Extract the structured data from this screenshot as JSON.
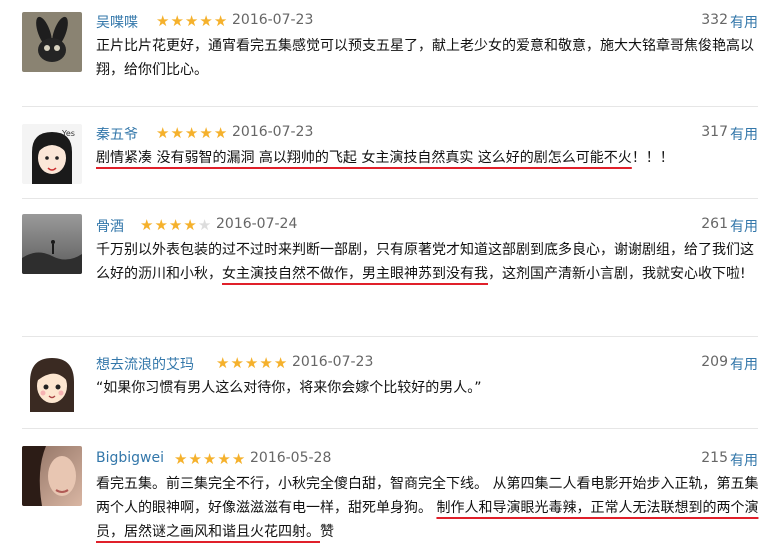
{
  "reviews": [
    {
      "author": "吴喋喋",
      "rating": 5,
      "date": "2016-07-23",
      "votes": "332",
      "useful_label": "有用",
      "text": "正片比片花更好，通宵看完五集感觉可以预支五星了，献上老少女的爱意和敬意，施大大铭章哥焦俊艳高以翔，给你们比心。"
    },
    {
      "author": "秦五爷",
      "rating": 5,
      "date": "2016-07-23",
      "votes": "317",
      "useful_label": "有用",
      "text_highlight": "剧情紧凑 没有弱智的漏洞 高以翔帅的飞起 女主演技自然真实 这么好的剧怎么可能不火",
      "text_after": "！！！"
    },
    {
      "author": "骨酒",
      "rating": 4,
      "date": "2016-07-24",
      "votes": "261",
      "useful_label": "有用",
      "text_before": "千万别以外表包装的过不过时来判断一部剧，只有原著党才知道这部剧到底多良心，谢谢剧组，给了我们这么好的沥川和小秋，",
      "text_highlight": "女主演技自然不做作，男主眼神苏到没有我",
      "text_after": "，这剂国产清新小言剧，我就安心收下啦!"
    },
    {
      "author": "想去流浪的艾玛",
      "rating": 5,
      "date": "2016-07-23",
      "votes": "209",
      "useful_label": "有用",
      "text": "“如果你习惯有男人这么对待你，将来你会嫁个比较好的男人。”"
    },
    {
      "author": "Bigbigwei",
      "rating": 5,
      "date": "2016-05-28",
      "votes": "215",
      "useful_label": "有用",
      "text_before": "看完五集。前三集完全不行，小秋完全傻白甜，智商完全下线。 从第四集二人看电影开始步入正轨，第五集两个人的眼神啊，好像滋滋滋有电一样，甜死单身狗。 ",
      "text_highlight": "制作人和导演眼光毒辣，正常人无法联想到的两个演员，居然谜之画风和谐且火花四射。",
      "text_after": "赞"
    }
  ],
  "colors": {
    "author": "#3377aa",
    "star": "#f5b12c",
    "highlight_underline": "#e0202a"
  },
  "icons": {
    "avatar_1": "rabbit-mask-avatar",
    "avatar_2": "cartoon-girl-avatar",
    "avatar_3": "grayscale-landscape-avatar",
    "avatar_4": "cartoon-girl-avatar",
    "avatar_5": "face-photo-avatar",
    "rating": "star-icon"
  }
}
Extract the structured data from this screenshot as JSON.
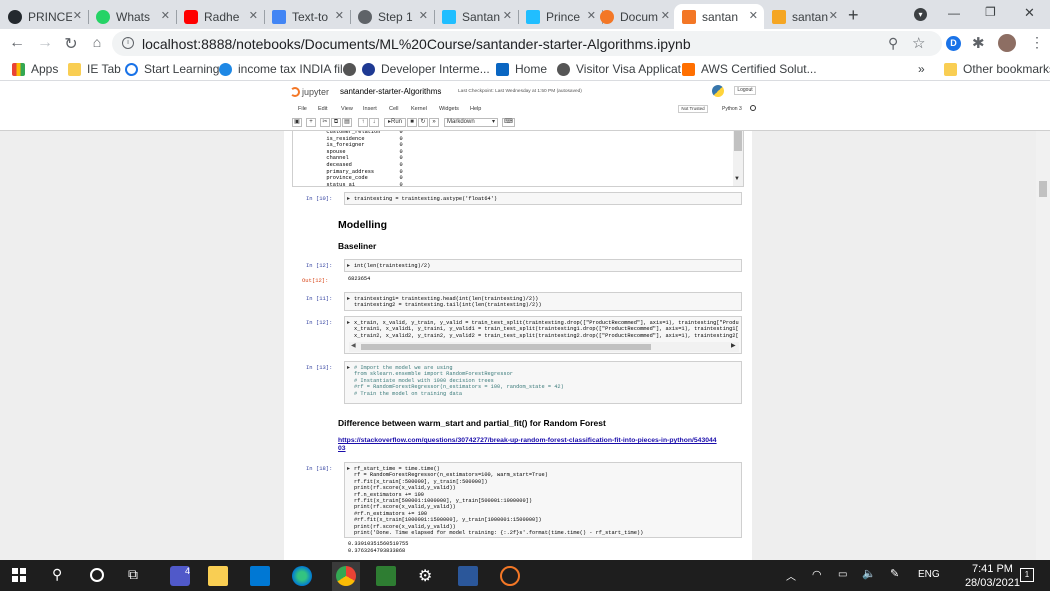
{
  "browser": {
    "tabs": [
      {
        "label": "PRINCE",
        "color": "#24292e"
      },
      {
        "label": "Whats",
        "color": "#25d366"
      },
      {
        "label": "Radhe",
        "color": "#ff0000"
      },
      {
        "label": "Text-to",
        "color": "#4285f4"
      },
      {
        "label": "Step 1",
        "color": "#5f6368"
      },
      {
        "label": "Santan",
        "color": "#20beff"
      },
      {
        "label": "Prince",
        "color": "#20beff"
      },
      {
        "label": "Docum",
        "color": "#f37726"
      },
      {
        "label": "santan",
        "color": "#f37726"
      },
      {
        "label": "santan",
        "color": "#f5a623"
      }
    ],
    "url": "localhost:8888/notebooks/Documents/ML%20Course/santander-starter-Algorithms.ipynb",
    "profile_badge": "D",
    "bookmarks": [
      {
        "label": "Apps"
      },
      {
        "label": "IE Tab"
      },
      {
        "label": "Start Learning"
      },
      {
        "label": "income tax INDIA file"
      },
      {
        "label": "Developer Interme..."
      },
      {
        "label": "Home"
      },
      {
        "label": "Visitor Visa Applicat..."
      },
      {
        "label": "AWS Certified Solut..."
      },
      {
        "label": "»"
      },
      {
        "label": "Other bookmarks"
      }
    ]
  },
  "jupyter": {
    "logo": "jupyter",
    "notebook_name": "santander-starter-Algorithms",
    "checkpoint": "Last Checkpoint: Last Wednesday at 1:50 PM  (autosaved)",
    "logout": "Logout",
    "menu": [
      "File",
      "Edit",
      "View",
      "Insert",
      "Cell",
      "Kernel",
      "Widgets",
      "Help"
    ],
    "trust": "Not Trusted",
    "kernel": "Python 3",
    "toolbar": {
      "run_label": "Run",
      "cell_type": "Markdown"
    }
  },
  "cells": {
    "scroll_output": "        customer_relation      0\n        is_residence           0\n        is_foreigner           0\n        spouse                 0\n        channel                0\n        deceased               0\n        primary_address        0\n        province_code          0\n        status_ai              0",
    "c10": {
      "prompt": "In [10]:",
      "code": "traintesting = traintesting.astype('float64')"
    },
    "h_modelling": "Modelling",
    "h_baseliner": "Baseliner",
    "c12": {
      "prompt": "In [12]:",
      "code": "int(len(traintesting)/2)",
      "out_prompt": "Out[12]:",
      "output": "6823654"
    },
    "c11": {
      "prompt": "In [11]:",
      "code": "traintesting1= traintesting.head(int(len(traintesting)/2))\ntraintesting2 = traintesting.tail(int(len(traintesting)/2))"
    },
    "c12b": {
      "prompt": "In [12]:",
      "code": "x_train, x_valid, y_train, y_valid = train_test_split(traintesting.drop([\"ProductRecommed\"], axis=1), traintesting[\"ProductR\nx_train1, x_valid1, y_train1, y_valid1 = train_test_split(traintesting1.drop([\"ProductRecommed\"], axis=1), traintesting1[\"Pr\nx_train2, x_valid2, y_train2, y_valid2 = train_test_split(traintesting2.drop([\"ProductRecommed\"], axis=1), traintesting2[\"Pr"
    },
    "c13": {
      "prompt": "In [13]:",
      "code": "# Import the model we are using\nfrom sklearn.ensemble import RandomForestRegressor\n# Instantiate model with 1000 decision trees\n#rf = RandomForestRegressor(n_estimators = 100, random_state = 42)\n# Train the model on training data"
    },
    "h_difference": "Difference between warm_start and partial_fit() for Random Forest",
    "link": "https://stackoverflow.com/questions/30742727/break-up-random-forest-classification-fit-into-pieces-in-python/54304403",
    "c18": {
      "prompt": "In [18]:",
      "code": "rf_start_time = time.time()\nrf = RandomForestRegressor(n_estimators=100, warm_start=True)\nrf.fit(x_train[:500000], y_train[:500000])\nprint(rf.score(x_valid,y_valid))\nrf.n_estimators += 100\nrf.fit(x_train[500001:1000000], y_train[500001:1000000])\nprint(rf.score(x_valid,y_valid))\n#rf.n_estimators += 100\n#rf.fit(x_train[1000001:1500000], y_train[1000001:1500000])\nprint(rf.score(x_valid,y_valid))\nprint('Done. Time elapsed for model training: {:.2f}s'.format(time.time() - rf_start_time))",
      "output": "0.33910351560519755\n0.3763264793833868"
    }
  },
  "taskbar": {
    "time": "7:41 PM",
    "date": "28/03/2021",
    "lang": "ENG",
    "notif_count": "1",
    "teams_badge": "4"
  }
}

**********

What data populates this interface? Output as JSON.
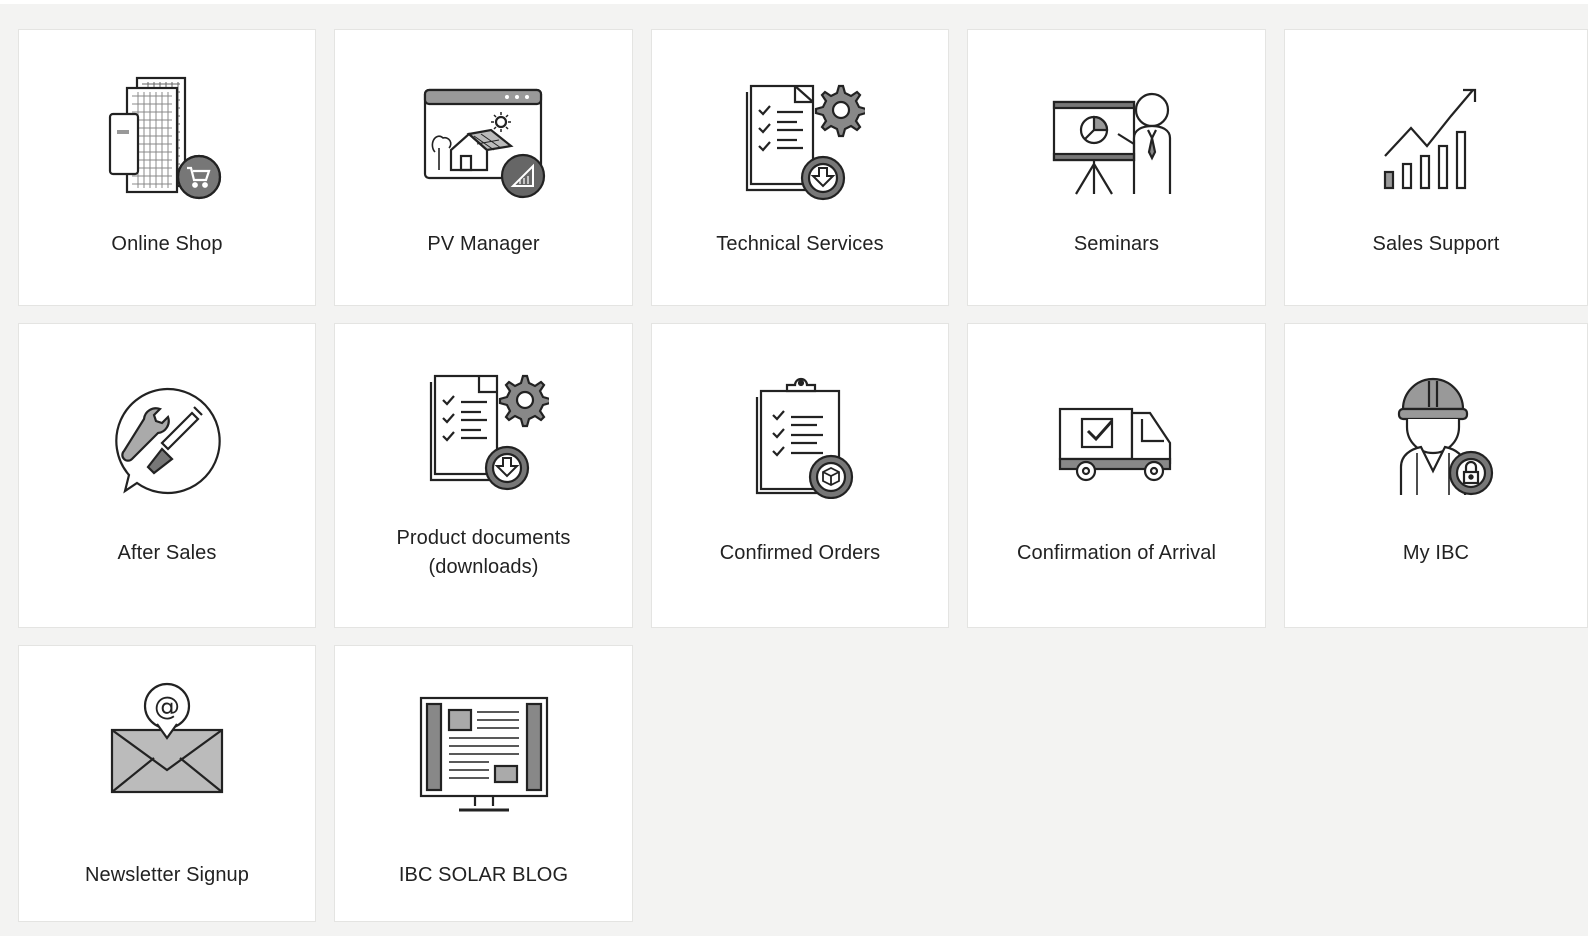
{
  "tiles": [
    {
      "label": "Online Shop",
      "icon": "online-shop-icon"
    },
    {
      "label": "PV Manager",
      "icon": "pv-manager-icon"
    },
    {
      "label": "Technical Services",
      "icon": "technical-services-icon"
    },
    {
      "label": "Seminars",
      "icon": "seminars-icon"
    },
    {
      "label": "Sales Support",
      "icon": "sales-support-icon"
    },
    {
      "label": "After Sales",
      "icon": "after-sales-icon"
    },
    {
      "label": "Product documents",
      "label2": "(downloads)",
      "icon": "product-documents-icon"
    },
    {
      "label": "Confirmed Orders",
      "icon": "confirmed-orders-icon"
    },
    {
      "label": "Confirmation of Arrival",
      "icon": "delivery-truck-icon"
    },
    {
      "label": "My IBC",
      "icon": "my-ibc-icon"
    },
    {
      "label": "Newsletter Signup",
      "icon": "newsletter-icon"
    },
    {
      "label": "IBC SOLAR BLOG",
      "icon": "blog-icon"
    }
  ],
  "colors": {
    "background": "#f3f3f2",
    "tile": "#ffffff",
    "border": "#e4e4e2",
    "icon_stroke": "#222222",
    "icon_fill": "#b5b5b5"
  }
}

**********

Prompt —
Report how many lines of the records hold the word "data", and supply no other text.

Result of this exercise —
4